* Problem to work on *
Return a copy of every line in the data below that contains "Hydrochloride".
### Input records ###
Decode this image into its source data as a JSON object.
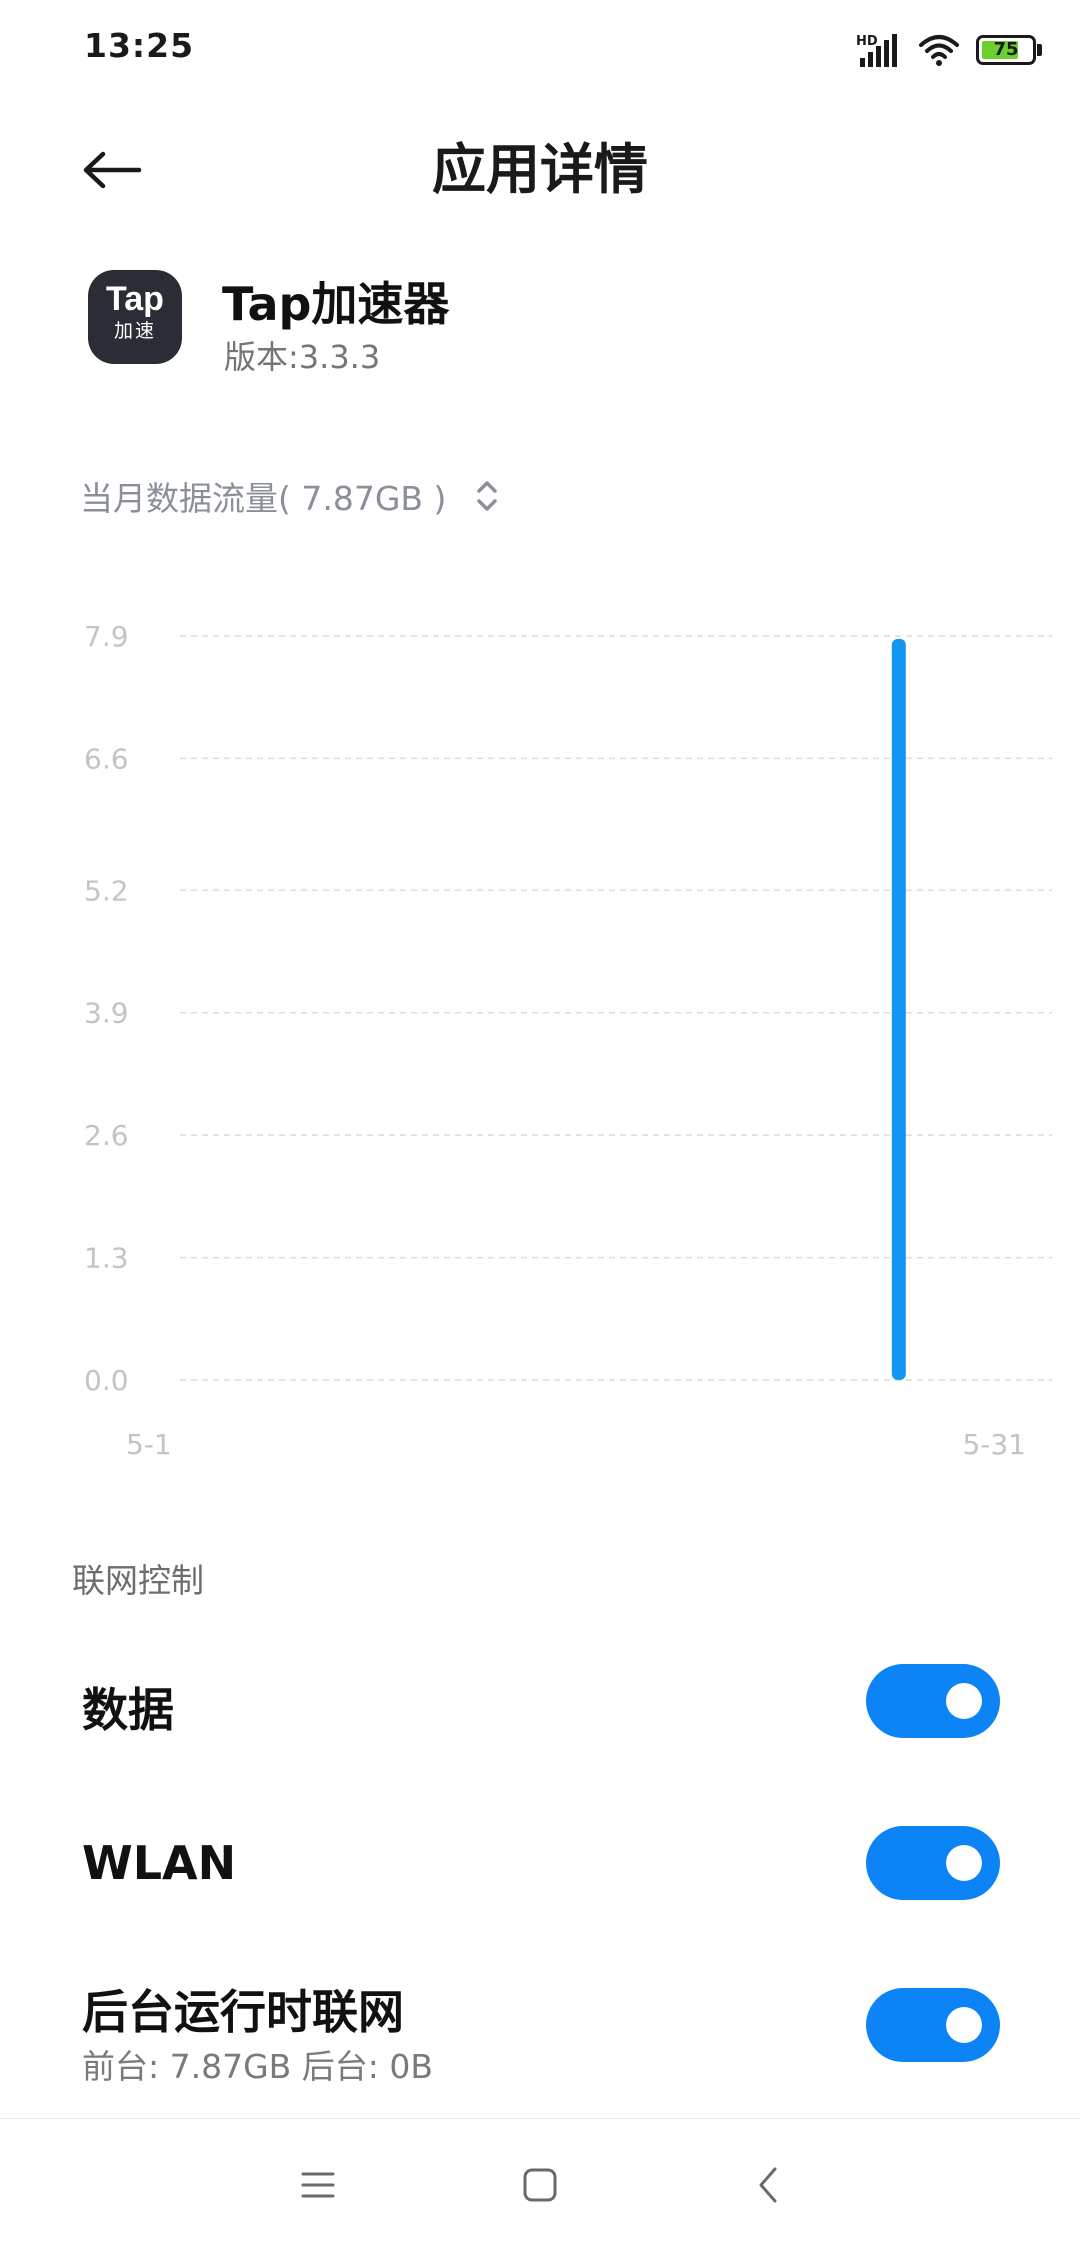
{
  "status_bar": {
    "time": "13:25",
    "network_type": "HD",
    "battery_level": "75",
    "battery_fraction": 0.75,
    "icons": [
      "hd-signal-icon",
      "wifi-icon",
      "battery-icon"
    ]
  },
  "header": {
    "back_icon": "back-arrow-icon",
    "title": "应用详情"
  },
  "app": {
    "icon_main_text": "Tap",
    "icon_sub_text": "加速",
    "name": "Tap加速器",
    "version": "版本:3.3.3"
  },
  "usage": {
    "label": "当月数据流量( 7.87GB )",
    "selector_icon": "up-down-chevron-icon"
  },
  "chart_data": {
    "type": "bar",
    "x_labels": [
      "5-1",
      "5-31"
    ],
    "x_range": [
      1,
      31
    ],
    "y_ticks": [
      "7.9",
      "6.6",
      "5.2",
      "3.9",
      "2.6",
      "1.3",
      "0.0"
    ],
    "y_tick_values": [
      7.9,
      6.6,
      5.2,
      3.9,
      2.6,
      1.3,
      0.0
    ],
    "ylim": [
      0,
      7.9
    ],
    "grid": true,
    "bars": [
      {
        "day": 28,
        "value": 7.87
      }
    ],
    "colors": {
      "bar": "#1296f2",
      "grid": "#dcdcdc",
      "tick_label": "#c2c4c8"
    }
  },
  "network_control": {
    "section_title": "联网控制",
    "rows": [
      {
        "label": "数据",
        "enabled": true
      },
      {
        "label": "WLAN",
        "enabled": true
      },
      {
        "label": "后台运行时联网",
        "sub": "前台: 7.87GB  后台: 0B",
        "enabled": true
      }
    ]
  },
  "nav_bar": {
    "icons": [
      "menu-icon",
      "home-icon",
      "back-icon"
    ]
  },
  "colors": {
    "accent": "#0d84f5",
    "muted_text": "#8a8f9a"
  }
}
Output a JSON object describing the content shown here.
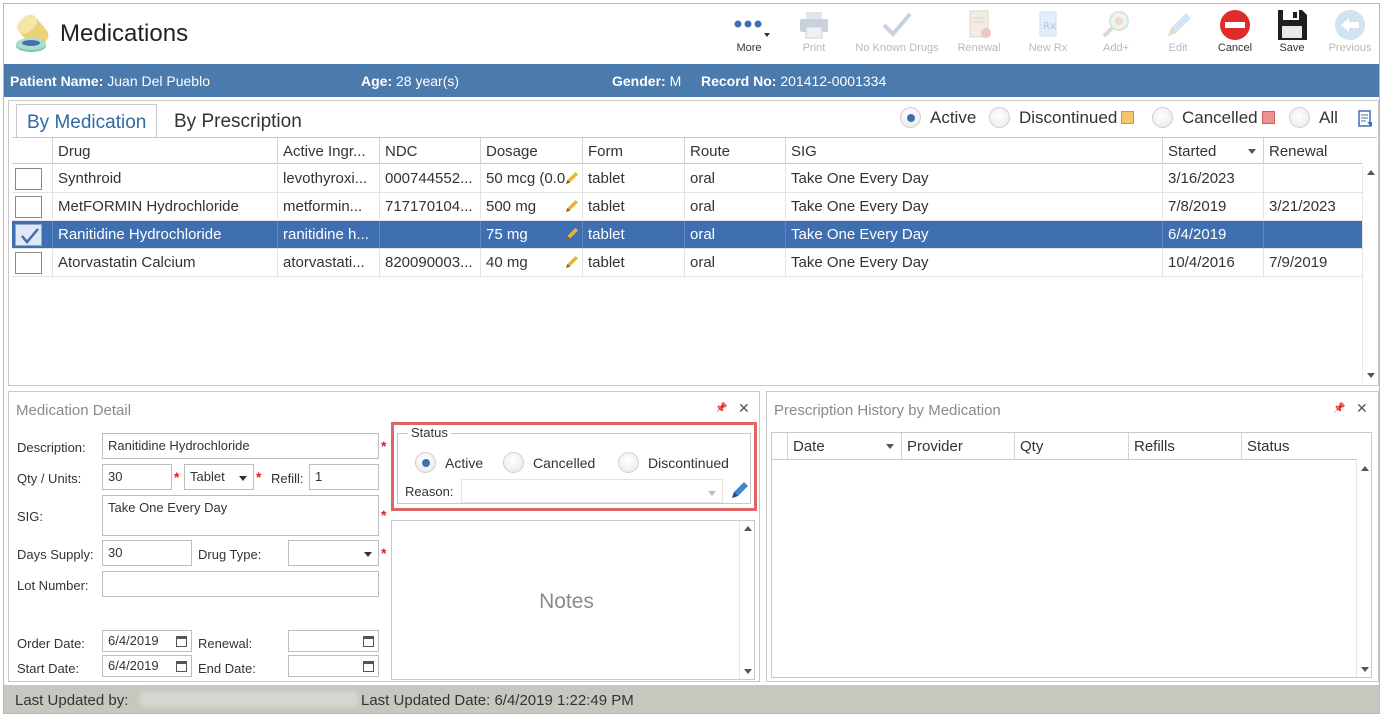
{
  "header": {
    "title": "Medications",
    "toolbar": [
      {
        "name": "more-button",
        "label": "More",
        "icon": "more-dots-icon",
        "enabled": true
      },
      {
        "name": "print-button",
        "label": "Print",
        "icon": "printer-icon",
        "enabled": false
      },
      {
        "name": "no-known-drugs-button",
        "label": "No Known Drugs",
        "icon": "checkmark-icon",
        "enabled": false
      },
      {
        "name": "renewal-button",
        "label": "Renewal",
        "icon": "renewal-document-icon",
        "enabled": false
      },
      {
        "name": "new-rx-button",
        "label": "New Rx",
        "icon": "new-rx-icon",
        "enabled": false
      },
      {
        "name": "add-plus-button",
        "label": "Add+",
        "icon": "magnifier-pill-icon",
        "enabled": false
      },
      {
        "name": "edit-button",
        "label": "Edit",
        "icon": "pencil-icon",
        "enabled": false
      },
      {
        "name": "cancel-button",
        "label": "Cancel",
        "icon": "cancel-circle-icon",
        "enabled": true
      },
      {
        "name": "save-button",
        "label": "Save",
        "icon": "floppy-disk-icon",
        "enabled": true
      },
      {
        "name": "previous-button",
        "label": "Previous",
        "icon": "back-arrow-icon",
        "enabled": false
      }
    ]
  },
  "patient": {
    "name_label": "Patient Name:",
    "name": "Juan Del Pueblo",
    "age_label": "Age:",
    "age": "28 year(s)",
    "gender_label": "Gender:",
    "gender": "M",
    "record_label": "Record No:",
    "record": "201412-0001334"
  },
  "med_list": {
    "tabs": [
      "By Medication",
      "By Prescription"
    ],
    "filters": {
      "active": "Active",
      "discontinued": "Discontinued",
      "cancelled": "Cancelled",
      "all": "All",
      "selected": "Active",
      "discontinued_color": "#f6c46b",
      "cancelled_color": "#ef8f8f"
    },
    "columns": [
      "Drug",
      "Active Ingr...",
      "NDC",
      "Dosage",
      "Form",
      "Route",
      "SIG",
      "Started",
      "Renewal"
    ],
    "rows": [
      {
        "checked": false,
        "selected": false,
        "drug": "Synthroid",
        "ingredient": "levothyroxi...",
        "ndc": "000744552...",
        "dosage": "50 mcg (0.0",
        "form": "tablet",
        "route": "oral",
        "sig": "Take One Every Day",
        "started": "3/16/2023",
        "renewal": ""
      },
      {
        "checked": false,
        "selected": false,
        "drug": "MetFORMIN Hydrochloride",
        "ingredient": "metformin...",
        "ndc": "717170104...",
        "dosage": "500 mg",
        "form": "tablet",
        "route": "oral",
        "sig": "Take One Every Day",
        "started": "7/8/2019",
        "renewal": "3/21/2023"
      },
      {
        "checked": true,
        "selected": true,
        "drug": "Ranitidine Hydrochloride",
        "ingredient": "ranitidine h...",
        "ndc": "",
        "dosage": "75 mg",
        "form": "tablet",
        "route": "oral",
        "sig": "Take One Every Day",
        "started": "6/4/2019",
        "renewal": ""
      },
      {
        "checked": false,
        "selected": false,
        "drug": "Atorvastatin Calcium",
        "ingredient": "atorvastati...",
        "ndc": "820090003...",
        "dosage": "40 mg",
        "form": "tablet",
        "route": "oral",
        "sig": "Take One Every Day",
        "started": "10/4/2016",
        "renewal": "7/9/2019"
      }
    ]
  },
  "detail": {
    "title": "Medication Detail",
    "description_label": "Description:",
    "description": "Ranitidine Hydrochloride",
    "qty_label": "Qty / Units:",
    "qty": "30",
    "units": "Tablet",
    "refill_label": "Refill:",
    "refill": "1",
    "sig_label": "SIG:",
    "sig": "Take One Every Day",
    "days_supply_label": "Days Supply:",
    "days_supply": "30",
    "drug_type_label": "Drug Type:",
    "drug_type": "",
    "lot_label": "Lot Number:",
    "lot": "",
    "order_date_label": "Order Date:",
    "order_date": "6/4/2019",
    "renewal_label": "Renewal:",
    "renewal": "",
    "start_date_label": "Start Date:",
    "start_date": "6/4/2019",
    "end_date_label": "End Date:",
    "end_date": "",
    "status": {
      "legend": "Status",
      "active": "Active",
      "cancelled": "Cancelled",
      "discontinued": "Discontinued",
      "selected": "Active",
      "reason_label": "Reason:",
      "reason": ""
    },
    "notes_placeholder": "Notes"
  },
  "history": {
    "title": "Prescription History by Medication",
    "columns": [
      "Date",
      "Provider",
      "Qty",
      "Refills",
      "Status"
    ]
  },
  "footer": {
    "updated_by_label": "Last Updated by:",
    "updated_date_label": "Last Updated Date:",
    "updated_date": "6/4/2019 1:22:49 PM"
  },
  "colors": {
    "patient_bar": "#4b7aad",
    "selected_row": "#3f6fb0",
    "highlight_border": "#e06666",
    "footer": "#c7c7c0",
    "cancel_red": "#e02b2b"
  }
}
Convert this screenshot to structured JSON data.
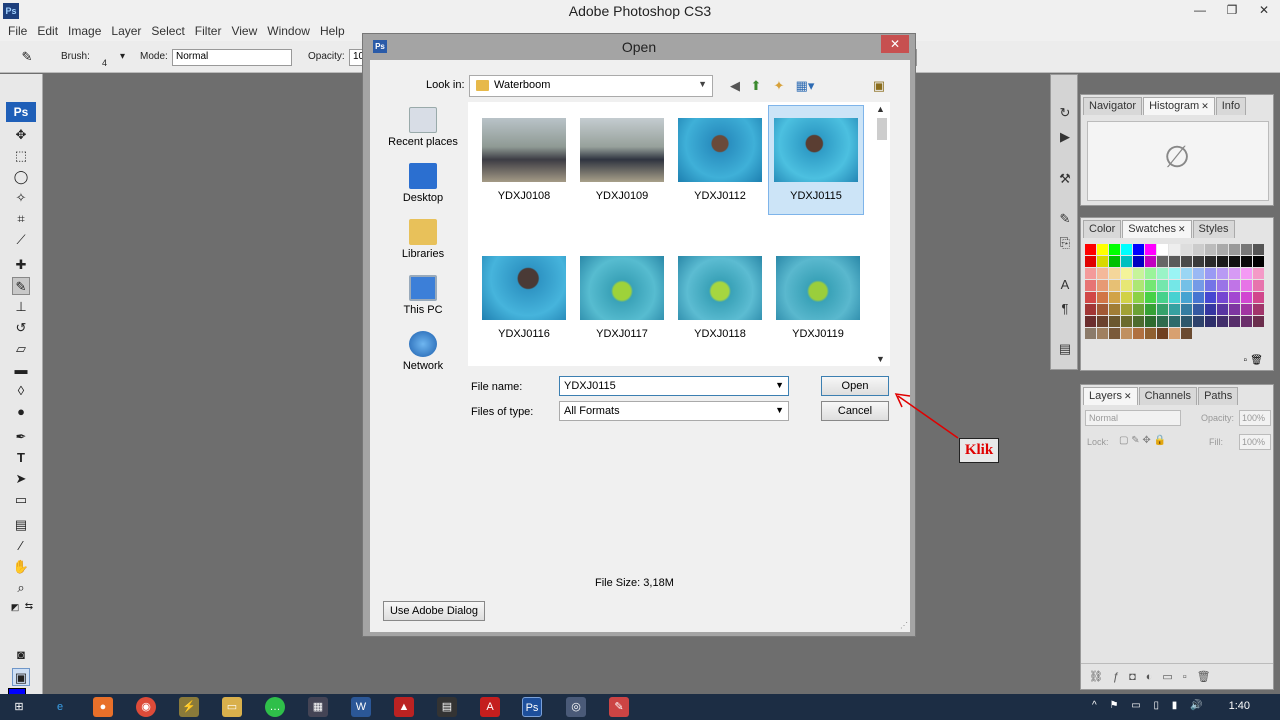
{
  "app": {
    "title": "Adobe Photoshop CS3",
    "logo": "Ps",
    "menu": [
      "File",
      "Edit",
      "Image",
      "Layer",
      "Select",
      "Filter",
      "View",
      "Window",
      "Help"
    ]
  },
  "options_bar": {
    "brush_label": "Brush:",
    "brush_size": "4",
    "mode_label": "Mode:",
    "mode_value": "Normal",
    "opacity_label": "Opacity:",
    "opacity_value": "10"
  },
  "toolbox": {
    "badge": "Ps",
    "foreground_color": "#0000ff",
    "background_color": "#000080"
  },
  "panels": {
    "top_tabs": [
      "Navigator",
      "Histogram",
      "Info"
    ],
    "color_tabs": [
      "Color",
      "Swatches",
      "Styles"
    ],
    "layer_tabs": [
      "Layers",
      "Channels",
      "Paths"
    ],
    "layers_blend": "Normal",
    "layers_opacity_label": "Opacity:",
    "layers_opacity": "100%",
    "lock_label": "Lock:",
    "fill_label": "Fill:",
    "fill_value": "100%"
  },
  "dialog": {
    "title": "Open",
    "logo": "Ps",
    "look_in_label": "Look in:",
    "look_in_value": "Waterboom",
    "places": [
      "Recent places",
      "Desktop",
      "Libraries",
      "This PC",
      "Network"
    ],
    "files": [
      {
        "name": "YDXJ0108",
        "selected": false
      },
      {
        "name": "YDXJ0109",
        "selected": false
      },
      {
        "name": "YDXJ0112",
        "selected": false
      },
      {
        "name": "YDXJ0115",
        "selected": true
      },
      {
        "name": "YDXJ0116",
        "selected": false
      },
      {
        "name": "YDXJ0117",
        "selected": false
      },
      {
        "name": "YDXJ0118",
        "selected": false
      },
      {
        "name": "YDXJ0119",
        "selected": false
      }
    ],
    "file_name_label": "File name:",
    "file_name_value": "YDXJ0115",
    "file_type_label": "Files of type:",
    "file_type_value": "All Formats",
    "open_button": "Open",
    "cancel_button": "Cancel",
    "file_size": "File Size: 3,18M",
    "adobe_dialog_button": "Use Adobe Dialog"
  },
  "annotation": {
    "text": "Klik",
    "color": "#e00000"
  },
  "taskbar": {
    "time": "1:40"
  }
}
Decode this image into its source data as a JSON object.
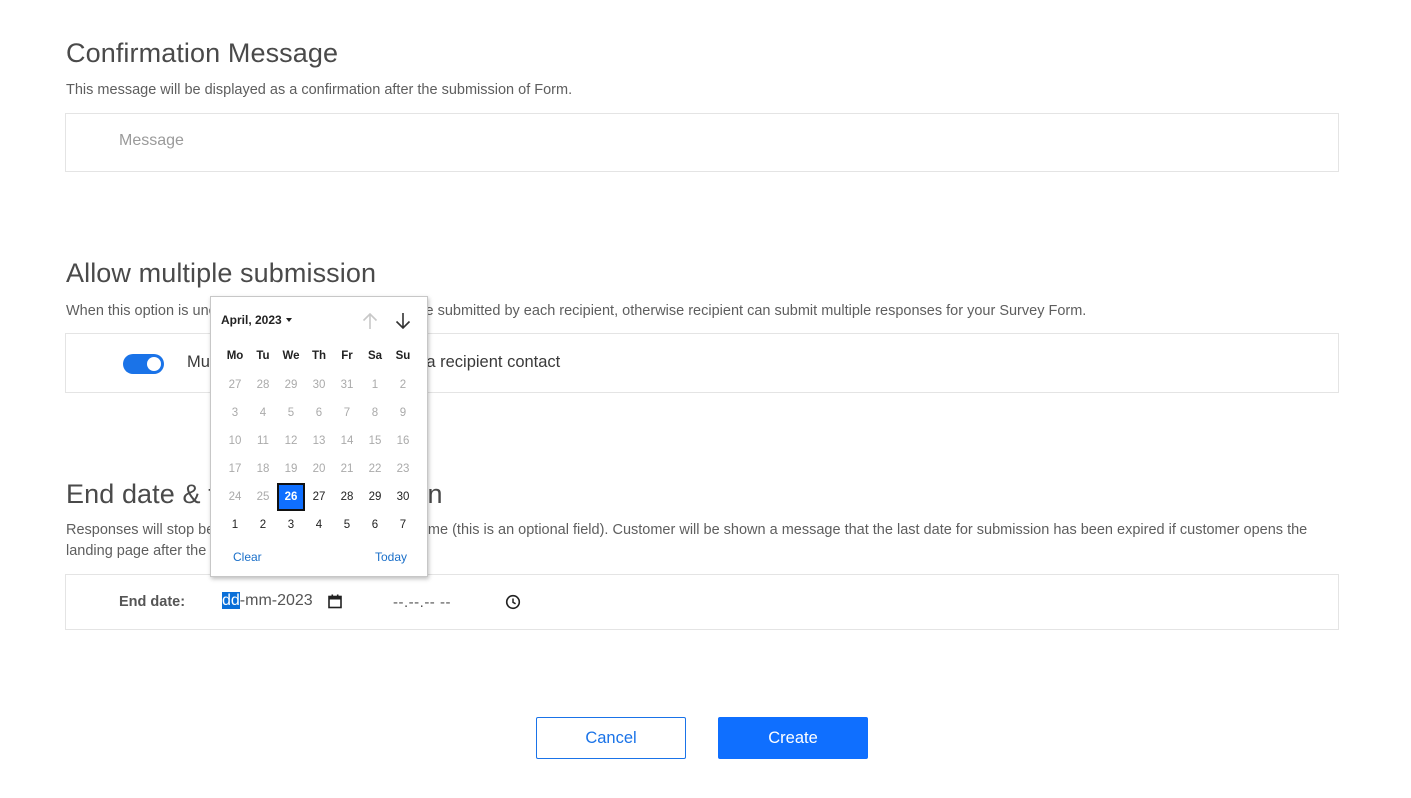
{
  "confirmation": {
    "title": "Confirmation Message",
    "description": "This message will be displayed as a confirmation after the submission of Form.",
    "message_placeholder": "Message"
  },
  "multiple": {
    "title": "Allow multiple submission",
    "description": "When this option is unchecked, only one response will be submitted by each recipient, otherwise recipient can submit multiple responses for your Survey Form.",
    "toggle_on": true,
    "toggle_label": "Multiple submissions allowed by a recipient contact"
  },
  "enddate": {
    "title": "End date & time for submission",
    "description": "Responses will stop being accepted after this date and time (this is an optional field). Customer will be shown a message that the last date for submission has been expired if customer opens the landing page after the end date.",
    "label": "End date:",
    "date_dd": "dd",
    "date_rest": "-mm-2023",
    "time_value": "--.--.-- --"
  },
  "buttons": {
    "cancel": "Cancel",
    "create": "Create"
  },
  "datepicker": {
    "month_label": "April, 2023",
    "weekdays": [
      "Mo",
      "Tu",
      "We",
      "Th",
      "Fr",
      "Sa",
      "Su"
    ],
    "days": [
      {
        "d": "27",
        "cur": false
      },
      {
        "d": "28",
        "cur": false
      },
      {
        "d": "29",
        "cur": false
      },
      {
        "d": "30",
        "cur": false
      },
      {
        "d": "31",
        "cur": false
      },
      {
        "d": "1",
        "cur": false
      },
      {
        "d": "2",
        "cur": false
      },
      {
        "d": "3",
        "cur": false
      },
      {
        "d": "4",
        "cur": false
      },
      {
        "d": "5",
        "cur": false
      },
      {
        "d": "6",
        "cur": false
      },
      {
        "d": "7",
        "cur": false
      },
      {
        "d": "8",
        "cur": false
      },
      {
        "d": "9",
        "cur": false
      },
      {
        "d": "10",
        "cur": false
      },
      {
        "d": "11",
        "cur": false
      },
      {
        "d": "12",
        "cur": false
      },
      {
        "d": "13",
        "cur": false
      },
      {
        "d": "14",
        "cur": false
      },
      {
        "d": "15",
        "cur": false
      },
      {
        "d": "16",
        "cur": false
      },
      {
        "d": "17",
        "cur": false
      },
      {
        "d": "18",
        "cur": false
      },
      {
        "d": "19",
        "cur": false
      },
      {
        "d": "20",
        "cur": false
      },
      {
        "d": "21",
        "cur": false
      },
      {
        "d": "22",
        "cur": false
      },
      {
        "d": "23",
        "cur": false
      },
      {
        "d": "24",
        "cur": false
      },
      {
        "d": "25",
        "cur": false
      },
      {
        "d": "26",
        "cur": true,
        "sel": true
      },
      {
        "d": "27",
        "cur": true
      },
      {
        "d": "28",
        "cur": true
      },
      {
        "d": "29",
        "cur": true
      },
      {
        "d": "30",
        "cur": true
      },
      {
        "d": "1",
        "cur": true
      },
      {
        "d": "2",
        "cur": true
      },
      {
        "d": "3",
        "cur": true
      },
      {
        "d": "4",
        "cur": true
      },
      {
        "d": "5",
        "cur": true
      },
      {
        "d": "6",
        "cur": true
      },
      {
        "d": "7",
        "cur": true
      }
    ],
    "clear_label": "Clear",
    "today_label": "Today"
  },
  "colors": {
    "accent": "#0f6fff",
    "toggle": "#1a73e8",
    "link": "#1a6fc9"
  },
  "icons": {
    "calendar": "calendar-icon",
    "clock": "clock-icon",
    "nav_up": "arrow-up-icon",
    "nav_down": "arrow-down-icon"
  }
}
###
* Exercise solution *
        "drug": "MetFORMIN Hydrochloride",
        "drug": "Ranitidine Hydrochloride",
    "description": "Ranitidine Hydrochloride",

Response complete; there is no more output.